Data from mothers and their babies showed that nearly 29 percent of the babies whose mothers had a history of migraine had colic, compared with about 11 percent of babies whose moms didn't report migraines.
Fathers answered the survey, too. About 22 percent of colicky babies had a father with migraine compared to about 10 percent of the babies who didn't have the condition.
According to Dr. Joel Saper, director of the Michigan Headache & Neurological Institute in Ann Arbor, babies and children have immature nervous systems that don't work the same way as an adult's. He said migraine might manifest differently in babies and children.
Could colicky babies with a family history of migraine benefit from some of the strategies that help some adult migraine sufferers?
"Turning down loud music, going to a quiet room and decreasing stimulation might help," study author Dr. Amy Gelfand said. She also suggested keeping a "crying diary" to track when colic occurs and what works to calm the baby.
Previous findings had tied mother's smoking during pregnancy to higher rates of colic in their babies.

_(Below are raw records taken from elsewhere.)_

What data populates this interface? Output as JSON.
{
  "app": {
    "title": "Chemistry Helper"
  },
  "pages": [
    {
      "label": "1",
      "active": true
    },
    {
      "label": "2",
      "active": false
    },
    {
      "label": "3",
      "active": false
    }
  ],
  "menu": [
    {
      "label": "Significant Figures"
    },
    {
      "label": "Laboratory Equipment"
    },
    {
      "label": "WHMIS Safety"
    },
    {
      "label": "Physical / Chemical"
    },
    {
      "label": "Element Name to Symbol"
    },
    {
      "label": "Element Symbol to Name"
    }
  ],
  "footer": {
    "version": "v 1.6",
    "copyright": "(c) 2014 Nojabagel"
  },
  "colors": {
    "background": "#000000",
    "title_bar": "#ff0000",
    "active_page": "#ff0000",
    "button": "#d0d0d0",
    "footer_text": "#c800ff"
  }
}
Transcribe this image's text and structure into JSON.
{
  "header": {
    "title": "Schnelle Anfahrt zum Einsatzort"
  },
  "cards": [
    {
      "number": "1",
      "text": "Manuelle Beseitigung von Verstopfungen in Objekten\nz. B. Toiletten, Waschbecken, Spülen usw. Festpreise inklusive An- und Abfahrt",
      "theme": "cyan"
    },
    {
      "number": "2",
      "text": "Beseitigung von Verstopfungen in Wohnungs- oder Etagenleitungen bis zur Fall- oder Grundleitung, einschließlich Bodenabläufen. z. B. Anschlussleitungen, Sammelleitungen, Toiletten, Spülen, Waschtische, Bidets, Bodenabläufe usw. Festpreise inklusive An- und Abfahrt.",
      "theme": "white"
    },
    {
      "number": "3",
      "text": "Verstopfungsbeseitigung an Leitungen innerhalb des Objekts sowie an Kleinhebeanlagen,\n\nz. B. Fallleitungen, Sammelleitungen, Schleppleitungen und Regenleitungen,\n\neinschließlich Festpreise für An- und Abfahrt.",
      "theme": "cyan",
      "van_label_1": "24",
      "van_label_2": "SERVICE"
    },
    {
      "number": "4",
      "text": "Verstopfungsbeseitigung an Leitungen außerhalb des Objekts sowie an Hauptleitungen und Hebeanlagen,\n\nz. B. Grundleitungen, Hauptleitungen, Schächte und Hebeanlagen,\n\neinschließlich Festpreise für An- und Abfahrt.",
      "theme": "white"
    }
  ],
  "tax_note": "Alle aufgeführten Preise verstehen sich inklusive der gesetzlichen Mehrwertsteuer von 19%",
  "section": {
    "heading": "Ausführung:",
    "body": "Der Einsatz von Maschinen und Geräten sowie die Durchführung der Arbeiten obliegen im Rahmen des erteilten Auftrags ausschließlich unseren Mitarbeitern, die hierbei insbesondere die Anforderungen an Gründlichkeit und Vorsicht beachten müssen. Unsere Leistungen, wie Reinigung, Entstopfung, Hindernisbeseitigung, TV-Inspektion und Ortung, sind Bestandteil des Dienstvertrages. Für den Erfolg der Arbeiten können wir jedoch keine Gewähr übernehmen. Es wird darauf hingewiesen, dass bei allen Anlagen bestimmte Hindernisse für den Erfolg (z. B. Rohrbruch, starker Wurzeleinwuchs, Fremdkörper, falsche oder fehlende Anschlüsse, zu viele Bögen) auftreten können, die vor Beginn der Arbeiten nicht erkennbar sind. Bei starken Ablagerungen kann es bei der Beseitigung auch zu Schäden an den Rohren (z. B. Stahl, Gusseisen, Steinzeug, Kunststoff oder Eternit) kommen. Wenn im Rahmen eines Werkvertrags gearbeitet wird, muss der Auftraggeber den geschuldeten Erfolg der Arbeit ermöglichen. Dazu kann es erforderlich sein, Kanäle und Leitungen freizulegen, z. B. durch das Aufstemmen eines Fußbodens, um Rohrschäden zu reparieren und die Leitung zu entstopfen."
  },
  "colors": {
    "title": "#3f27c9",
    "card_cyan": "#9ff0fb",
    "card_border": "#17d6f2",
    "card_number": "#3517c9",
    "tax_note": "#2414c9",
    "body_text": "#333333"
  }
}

New findings from the Aarhus University Hospital in Denmark say nicotine replacement therapy can also raise the risk of have a colicky baby.
For the study, colic was defined as three or more hours of crying and fussing a day for at least three days a week. The babies weren't sick or teething.
Smokers' babies were at 30% higher risk of colic than those not exposed to any source of nicotine in the population-based birth cohort study. Babies whose moms were on a nicotine patch were almost 37% more apt to be colicky.
The research team says these results shouldn't be considered a contraindication for nicotine replacement therapy for women who can't stop smoking without it. But the risk seen does warrant more investigation into safety for use in pregnancy.
Health experts recommend women who want to quit smoking for the sake of their own and their babies’ health not to use nicotine replacement therapy and choose safer techniques such as counseling and behavioral therapy or hypnosis.
Parents and experts offer a variety of tips that might help a child with colic. Different measures calm different babies. We've listed tricks that other parents find helpful.